YOUR TASK - Go through the entries below and collect each line with the string "subscriptions" in it.

EXTRACTED ENTRIES -
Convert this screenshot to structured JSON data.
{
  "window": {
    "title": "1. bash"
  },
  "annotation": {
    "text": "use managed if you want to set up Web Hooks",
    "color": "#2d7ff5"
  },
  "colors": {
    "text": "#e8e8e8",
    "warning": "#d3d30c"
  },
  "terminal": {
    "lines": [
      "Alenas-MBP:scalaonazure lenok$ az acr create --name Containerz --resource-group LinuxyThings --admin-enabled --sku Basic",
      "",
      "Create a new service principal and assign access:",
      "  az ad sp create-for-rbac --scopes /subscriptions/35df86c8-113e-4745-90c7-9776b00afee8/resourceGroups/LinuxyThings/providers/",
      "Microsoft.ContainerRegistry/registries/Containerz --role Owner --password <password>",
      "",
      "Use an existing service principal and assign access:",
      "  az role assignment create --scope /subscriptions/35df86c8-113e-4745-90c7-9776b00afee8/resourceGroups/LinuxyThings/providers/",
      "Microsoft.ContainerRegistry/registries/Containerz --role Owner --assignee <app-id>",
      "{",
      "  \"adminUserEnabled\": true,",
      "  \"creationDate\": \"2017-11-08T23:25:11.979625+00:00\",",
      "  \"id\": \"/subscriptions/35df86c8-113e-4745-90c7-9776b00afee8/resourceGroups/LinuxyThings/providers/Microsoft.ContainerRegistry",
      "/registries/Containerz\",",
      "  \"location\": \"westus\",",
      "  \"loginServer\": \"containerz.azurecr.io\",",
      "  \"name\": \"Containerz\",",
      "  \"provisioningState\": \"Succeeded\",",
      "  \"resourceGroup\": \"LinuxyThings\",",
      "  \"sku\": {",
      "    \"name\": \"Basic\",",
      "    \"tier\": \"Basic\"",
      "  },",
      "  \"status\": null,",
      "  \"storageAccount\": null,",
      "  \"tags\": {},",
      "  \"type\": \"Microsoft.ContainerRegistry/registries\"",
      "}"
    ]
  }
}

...

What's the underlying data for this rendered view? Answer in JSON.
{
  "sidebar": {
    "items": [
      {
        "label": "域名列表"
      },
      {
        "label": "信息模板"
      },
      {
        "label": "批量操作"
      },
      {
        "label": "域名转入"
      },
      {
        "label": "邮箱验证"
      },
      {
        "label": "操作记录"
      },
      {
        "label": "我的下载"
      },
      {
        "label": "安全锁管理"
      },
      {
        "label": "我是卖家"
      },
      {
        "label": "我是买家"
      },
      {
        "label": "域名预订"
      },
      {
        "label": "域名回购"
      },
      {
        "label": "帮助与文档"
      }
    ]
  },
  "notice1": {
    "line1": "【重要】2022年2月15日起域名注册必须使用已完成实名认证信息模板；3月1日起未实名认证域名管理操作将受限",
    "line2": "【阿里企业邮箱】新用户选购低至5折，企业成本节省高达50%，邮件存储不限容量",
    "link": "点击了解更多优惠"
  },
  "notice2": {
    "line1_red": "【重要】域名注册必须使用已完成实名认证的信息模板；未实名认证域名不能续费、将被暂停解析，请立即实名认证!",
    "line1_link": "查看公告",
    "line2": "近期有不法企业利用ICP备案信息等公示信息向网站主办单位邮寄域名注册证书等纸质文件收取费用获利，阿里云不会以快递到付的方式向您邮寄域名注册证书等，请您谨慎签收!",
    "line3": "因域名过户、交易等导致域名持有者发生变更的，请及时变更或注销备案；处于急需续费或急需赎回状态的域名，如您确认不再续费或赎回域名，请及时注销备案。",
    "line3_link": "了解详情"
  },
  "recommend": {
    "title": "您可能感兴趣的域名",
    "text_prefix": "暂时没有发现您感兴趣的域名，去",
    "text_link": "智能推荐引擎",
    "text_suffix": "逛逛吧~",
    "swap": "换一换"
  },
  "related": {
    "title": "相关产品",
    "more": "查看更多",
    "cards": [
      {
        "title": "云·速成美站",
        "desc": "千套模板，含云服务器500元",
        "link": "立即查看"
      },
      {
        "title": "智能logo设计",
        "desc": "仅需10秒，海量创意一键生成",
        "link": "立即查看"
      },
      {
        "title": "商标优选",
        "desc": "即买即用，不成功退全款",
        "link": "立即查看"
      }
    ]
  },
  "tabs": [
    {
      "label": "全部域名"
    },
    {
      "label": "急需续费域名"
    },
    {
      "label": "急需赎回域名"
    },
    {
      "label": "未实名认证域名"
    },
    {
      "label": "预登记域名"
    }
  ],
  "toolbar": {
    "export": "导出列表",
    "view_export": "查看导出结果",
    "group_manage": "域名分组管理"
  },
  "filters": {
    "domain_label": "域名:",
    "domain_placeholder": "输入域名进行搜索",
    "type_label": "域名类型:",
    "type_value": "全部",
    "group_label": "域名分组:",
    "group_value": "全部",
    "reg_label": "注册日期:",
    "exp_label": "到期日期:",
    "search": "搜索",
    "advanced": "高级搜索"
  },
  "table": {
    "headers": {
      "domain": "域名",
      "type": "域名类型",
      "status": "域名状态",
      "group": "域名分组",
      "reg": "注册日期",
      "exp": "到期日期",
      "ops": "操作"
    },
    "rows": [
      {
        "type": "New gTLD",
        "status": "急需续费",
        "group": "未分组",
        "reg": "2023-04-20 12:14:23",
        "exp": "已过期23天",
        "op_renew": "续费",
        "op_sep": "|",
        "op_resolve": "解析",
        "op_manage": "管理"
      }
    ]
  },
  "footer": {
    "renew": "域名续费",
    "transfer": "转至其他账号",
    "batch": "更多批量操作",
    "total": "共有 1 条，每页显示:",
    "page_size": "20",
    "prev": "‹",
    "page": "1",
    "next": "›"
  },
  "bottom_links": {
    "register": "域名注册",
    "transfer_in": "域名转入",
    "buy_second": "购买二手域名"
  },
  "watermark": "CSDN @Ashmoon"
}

ANSWER AREA -
      "  az ad sp create-for-rbac --scopes /subscriptions/35df86c8-113e-4745-90c7-9776b00afee8/resourceGroups/LinuxyThings/providers/",
      "  az role assignment create --scope /subscriptions/35df86c8-113e-4745-90c7-9776b00afee8/resourceGroups/LinuxyThings/providers/",
      "  \"id\": \"/subscriptions/35df86c8-113e-4745-90c7-9776b00afee8/resourceGroups/LinuxyThings/providers/Microsoft.ContainerRegistry",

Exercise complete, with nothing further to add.